## [WORK TO BE COMPLETED]
Leave out the pictures and copy the remaining records exactly.

## [DATA TO PROCESS]

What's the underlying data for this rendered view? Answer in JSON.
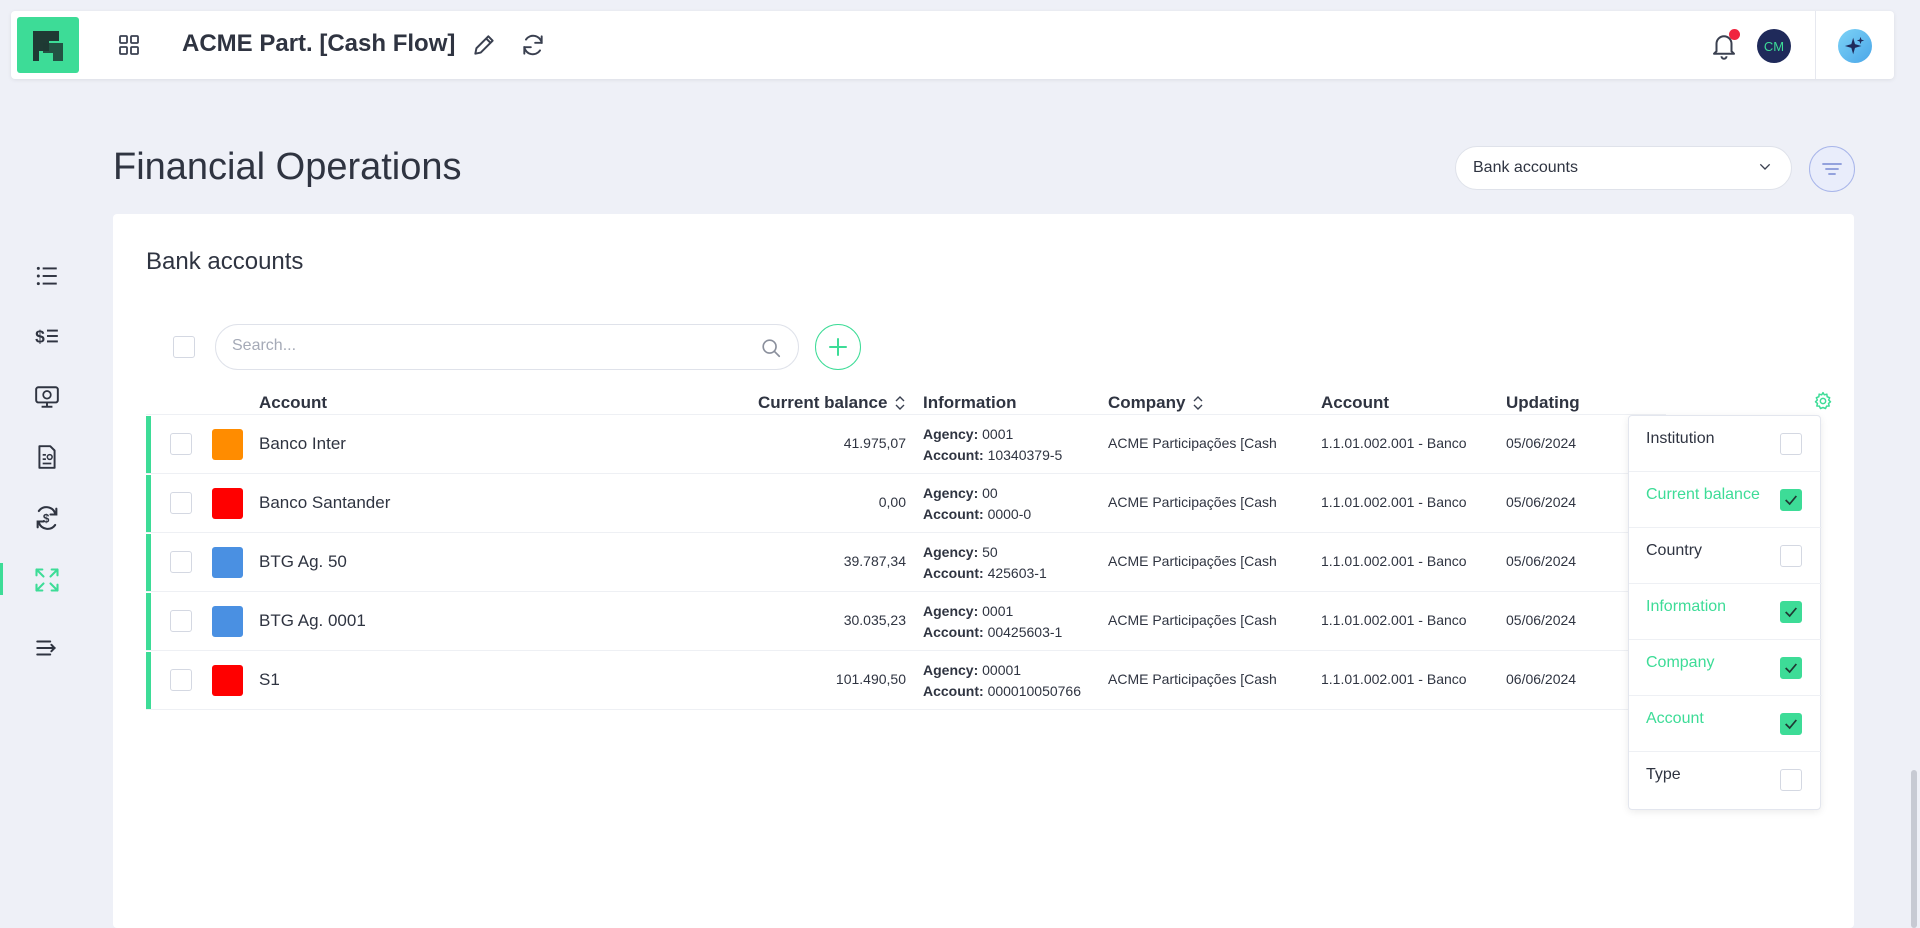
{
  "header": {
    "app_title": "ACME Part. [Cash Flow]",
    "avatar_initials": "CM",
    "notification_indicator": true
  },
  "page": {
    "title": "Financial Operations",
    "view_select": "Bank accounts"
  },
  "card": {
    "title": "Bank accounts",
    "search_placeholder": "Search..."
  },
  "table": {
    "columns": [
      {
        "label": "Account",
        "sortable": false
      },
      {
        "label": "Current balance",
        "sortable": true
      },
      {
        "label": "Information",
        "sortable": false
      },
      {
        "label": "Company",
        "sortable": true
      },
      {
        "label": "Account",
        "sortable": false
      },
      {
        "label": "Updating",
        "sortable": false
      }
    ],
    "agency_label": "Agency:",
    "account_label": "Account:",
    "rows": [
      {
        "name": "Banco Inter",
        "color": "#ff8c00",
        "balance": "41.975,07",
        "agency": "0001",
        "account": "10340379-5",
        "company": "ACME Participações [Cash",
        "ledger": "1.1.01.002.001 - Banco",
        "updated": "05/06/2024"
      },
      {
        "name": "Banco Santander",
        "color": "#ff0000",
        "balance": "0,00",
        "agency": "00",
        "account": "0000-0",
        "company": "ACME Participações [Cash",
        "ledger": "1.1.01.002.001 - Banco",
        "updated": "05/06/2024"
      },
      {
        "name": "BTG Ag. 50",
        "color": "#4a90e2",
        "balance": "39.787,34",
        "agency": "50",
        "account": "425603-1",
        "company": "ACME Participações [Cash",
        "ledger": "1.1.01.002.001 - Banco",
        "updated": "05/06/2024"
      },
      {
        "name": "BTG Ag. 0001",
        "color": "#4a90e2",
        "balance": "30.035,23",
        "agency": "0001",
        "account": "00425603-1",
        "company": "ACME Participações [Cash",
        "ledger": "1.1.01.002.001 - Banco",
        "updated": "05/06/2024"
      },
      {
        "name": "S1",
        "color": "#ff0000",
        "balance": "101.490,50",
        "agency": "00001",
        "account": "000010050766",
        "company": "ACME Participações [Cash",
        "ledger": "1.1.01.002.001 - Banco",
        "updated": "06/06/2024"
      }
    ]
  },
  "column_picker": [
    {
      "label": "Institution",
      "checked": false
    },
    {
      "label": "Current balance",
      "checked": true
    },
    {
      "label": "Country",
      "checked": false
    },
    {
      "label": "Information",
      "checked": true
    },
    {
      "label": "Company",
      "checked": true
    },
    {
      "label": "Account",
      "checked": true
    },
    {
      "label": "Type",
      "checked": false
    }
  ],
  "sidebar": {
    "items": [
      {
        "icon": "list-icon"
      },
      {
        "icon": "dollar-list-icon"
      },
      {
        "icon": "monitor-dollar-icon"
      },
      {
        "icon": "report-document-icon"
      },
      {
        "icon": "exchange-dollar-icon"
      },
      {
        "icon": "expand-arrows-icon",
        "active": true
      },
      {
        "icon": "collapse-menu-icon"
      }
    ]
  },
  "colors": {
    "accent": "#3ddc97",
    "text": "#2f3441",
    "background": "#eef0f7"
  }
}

## [EXERCISE ANSWER]
What's the underlying data for this rendered view? Answer in JSON.
{
  "header": {
    "app_title": "ACME Part. [Cash Flow]",
    "avatar_initials": "CM",
    "notification_indicator": true
  },
  "page": {
    "title": "Financial Operations",
    "view_select": "Bank accounts"
  },
  "card": {
    "title": "Bank accounts",
    "search_placeholder": "Search..."
  },
  "table": {
    "columns": [
      {
        "label": "Account",
        "sortable": false
      },
      {
        "label": "Current balance",
        "sortable": true
      },
      {
        "label": "Information",
        "sortable": false
      },
      {
        "label": "Company",
        "sortable": true
      },
      {
        "label": "Account",
        "sortable": false
      },
      {
        "label": "Updating",
        "sortable": false
      }
    ],
    "agency_label": "Agency:",
    "account_label": "Account:",
    "rows": [
      {
        "name": "Banco Inter",
        "color": "#ff8c00",
        "balance": "41.975,07",
        "agency": "0001",
        "account": "10340379-5",
        "company": "ACME Participações [Cash",
        "ledger": "1.1.01.002.001 - Banco",
        "updated": "05/06/2024"
      },
      {
        "name": "Banco Santander",
        "color": "#ff0000",
        "balance": "0,00",
        "agency": "00",
        "account": "0000-0",
        "company": "ACME Participações [Cash",
        "ledger": "1.1.01.002.001 - Banco",
        "updated": "05/06/2024"
      },
      {
        "name": "BTG Ag. 50",
        "color": "#4a90e2",
        "balance": "39.787,34",
        "agency": "50",
        "account": "425603-1",
        "company": "ACME Participações [Cash",
        "ledger": "1.1.01.002.001 - Banco",
        "updated": "05/06/2024"
      },
      {
        "name": "BTG Ag. 0001",
        "color": "#4a90e2",
        "balance": "30.035,23",
        "agency": "0001",
        "account": "00425603-1",
        "company": "ACME Participações [Cash",
        "ledger": "1.1.01.002.001 - Banco",
        "updated": "05/06/2024"
      },
      {
        "name": "S1",
        "color": "#ff0000",
        "balance": "101.490,50",
        "agency": "00001",
        "account": "000010050766",
        "company": "ACME Participações [Cash",
        "ledger": "1.1.01.002.001 - Banco",
        "updated": "06/06/2024"
      }
    ]
  },
  "column_picker": [
    {
      "label": "Institution",
      "checked": false
    },
    {
      "label": "Current balance",
      "checked": true
    },
    {
      "label": "Country",
      "checked": false
    },
    {
      "label": "Information",
      "checked": true
    },
    {
      "label": "Company",
      "checked": true
    },
    {
      "label": "Account",
      "checked": true
    },
    {
      "label": "Type",
      "checked": false
    }
  ],
  "sidebar": {
    "items": [
      {
        "icon": "list-icon"
      },
      {
        "icon": "dollar-list-icon"
      },
      {
        "icon": "monitor-dollar-icon"
      },
      {
        "icon": "report-document-icon"
      },
      {
        "icon": "exchange-dollar-icon"
      },
      {
        "icon": "expand-arrows-icon",
        "active": true
      },
      {
        "icon": "collapse-menu-icon"
      }
    ]
  },
  "colors": {
    "accent": "#3ddc97",
    "text": "#2f3441",
    "background": "#eef0f7"
  }
}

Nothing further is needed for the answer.